Change. It’s happening all around us. Every day. Every field. Every environment. Most of these changes are very rapid and major; however, one setting that has been extremely slow to change is the educational system. Why? Why is the one aspect that needs to be flexible, fluid, and easily adaptable so incredibly resistive to these improvements? There are numerous reasons… One of the main problems pointed out in the video below is standardized testing; we aren’t going to get into that topic today, but I do want to talk about how we can begin to initiate change within our organizations. We all know it needs to happen, but how? How can we accomplish something that seems so impossible?
Several of my coworkers become very negative when the topic of change and advancing technology comes up. They know it is happening, but they are still so unsure about it. I had one this past week become so angry when he asked a student where the schematic was for the circuit he was trying to troubleshoot, and the student pulled the manual up on his phone, and enlarged the schematic on the display. Several times he mentioned that phones are “becoming our lifelines”, and “making us dumb”, and forcing us to be “dependent on them”. Later I asked, “How would you have found the information you needed in that student’s situation?” He replied, “I would have gone to my filing cabinet and found the manual for the controller”. Remember, this is the same exact manual the student had pulled up on the internet on his phone, it was just the digital version. The content is exactly the same, the platform is the only change in this scenario.
In a change process, we must win over the hearts and the minds of the people involved (Kotter, 2013). If we truly want to bring people to our side, and have them fully committed to making this happen, we must have them believe what we believe and feel the way we feel, not just make them think we have a decent idea (Sinek, 2013). We must figure out what is important to them, and then focus on their feelings in order to change their behavior.

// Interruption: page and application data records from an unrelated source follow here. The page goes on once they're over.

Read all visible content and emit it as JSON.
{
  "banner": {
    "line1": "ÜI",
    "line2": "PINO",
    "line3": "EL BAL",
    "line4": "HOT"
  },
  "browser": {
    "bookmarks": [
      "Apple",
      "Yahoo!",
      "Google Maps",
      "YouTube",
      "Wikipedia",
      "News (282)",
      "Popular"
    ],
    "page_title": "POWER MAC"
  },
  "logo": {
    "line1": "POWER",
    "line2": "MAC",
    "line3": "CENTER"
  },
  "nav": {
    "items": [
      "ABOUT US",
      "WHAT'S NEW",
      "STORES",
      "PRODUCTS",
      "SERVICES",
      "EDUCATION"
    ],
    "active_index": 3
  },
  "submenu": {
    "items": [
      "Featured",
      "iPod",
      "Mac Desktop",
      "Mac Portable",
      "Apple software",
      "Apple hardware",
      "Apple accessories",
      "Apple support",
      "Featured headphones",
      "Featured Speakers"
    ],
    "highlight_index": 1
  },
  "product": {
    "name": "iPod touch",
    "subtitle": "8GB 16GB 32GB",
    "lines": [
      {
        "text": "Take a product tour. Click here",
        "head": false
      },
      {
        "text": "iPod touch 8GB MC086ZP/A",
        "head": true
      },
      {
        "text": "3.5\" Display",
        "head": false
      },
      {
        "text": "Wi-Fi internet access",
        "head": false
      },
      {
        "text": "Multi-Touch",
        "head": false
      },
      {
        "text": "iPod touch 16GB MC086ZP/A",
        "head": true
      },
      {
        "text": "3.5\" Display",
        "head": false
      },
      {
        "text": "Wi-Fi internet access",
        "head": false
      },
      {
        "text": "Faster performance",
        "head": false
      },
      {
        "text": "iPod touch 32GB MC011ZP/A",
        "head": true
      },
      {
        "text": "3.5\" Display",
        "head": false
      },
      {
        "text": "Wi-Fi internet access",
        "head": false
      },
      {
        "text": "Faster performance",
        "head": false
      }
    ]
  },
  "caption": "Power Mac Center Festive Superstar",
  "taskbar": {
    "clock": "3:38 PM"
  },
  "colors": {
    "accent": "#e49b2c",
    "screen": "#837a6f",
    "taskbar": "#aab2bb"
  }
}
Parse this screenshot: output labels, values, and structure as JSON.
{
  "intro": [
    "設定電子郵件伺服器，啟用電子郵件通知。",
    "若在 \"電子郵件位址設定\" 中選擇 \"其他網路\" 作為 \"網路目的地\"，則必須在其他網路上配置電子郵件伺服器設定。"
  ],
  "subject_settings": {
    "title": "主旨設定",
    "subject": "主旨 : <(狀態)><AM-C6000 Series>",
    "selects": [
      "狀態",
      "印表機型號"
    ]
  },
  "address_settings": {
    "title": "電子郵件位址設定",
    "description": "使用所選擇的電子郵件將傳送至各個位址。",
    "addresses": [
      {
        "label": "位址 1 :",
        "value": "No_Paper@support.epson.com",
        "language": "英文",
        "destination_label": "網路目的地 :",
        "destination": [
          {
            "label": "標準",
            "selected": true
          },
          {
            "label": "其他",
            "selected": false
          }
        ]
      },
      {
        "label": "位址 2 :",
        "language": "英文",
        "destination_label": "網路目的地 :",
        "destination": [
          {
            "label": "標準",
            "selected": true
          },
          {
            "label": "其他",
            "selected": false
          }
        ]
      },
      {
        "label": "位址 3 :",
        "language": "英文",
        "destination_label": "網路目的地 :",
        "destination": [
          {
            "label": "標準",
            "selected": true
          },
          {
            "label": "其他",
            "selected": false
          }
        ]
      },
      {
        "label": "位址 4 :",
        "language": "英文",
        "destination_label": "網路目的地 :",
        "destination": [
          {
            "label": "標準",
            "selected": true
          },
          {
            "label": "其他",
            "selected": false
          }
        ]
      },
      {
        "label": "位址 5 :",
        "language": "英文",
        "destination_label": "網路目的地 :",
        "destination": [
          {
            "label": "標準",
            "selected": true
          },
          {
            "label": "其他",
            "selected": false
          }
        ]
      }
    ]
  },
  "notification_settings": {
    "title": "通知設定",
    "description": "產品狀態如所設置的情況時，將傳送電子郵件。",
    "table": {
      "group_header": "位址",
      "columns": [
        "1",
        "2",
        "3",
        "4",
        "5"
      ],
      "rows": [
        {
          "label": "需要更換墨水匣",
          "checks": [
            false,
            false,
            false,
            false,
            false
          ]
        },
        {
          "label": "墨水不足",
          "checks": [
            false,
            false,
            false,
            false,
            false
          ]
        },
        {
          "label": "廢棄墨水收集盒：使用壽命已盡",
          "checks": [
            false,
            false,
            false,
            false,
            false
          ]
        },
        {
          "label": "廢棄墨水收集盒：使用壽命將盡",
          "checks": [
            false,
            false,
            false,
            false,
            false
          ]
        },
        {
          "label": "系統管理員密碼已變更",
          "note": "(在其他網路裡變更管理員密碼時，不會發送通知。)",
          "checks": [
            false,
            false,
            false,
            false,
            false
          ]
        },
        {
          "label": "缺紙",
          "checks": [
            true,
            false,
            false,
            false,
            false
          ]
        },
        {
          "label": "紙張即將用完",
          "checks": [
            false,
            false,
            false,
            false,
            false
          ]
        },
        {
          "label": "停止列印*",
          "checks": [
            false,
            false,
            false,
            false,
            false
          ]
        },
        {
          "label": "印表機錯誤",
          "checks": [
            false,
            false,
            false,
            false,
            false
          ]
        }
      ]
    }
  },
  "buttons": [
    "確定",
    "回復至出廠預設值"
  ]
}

Dr. John Kotter (2013) points out in his video on leading change, that the first step should always be to get the sense of urgency up, and the sense of complacency down. As we say in the industrial field, “Complacency can lead to fatality.” In this essence, we are not talking about complacency being fatal to actual people like in the industrial field, but rather the process or the organization that they are attempting to change. People become complacent when they feel comfortable. They feel like what they are doing is working, and “if it’s not broke, don’t fix it,” right? Wrong.
We should always be looking for ways to improve, adjustments to make, and processes to better ourselves and our systems. Once we acknowledge there is a problem, then we can see there is a need for change; however if complacency is present, no one understands why you are trying to change (Kotter, 2013).
Kotter (2013) also states that urgency should be the foundation on which change is established. Just like a home built on a rocky foundation-you can build it, and it will stand for a period of time; however, eventually it will fall. The same is true for change without urgency. We may be able to convince people that we have a good idea, but if we do not first establish a sense of urgency as our foundation and identify why we are doing what we are doing, eventually the change effort will fail.
I have decided to implement an e-portfolio platform as an innovation project in the Instrumentation department at Lamar Institute of Technology. Due to several instances of the resistance to change like the one I mentioned previously, I know this is not going to be an openly accepted project in the beginning. I am hoping that starting at the inside of the golden circle with my Why statement identifying why I am doing this, then working out to the How and What statements, will establish a strong foundation and help me influence people to strongly believe in my plan.
I believe the learners in the Instrumentation program at Lamar Institute of Technology are the leaders of tomorrow’s automation and instrumentation industry.
We engage in quality, industry driven education in a collaborative, hands-on, learner-focused environment where students use advancing technology to gain authentic field-experience learning.
We create opportunities for students to learn to design, build, troubleshoot, and think critically, while documenting these learning experiences on their e-portfolios to demonstrate how they have become true innovators in the automation industry.
All royalty-free images retrieved from graphicstock.com
I just sued the school system. Prince Ea. (September 26, 2016). Retrieved October 7, 2016, from https://youtu.be/dqTTojTija8
Leading Change: Establish a Sense of Urgency. (Auguest 15, 2013). Retrieved October 7, 2016, from https://youtu.be/2Yfrj2Y9IlI
Start with why — how great leaders inspire action | Simon Sinek | TEDxPugetSound. (September, 29 2013). Retrieved October 7, 2016, from https://youtu.be/u4ZoJKF_VuA